Run about an eighth of the whole ball through the machine, down to the second to last setting. Cut into lasagna noodle sizes.

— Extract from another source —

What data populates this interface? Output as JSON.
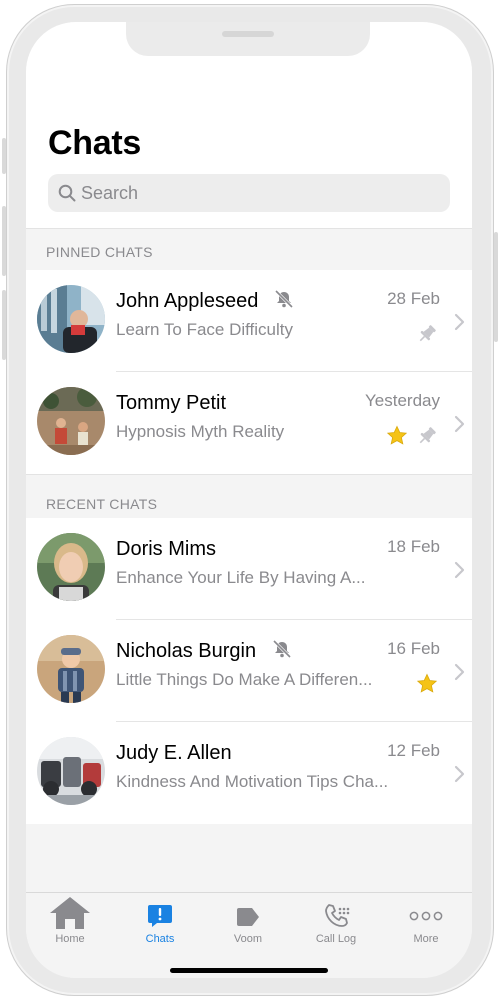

Boil about 3-5 min, drain and let cool on a towel (to dry a bit…)

Fillings!

Sauté small cubes of chicken (about 1 breast worth) in olive oil, salt and pepper until cooked.

Use the rest of the frozen spinach and mix with a 16 oz tub of ricotta (I’d suggest perhaps using more spinach then I did…)

Grate 8 oz Mozzarella cheese (or more if you like it extra cheesy)

Sauce

I was originally going to try to make a béchamel, but it was too bland.

3 tbsp butter
3 tbsp flour
2-3 cup milk
¾-1 cup parmesan cheese

Make a roux, add the milk, melt the cheese in, salt and pepper.

The problem with me trying to explain a sauce and the quantities is that I learned how to cook from my mom.  She has only ever made one dish in my memory that is actually the same every time.  Don’t get me wrong – her cooking is amazing, it just isn’t exactly the same.  Most of my techiques (especially the French ones) include eye-balling it.  This isn’t helpful if you don’t already know how to do stuff.  So, tough noogies.  I am more than happy to teach, in person, those who ask me to.

Assemblage!

Put a little sauce on the bottom of your pan (I used a casserole dish), add a layer of noodles, ricotta, sauce, noodles, sauce, mozzerella, noodles, sauce, chicken, noodles, ricotta, sauce, noodles, suace, mozzerella, noodles, mozzerella.

This is, in fact, a mere approximation of how I layered it.  It could be compleatly wrong.  I honestly didn’t pay that close of attention when I did it, and as I made up the recipe I can just quote the instruction that I skipped from the recipe I used.  Use your head, make some guesses, use up the supplies you have, I’m sure it’ll be fine.  It’s how I do it.

Bake in a 375* oven for about 50 minutes.  Take out, and let cool.

Feed to your friends!

(The general consensus from The Roomie and The Friend was that it was quite tasty – they kept going back for more)

 

I didn't have a better place to dry the pasta

I had more pasta dough than I needed for the lasagna, so I just turned it into spinach linguine, and hung it over my rolling pin between my chairs.

Nawleans Cookin…

When I was a child, I was quite the picky eater.  There are still quite a few foods I still will not eat, but I will at least try most foods (I do have limits…)  A lot of my problems were (and still are) texture based.  I also didn’t like fast food, and until the middle of elementary school I only liked Taco Bell.  This was a problem with how much we traveled, especially when heading down the south, towards North Carolina.  At some point I learned to like red beans and rice, and will have random strong cravings.  Today, was one of those days.

I had spent a good chunk of my day thinking about what I was going to eat for dinner, and the idea of red beans and rice just kept circling around.  When my roommate called asking if I was home and ready to eat, I asked if he had any preference.  To my shock, and pleasure, he mentioned rice!  So I went ahead with my red beans and rice adventure.

I have never made this before, nor could I find a suitable recipe, so I just… threw it together, with what kinda smelled and sounded right.

Red Beans (and rice…)
(serves about 3…)

1 can Kidney Beans
¾ cup onion, chopped
2 cloves garlic
1 tbsp cumin
1 tsp cayenne
Salt and Pepper (to taste)

Dice the onions, I like to have them super small so they disintegrate while cooking – all of the flavor, none of the texture – and sauté them with butter in a sauce pan, until slightly caramelize.  Crush or mince the garlic and add that to the caramelized onions.  Add the can of beans, liquid and all, and about ¼ cup water and cook over medium heat.  Add the dry spices, and mix in.  I let the beans cook until thick and mushy, about 10-15 min – , and squished some of them up against the side of the pan.

For extra tasty, cut 1 chicken breast into small cubes, sauté until cooked through, and about 3 patties worth of sausage, fry until cooked.  Add the meat at the very end.  If you happen to not eat meat, this was really good with out it.  I just like meat.  A lot.

Serve with plain white rice, and any cooked frozen corn.  (1 cup rice to 2 cups water, bring to a boil, simmer covered for about 10-15 min, nuke the corn on the frozen veg setting.  I’m sure you can figure that out…)

Consuuuuuuume!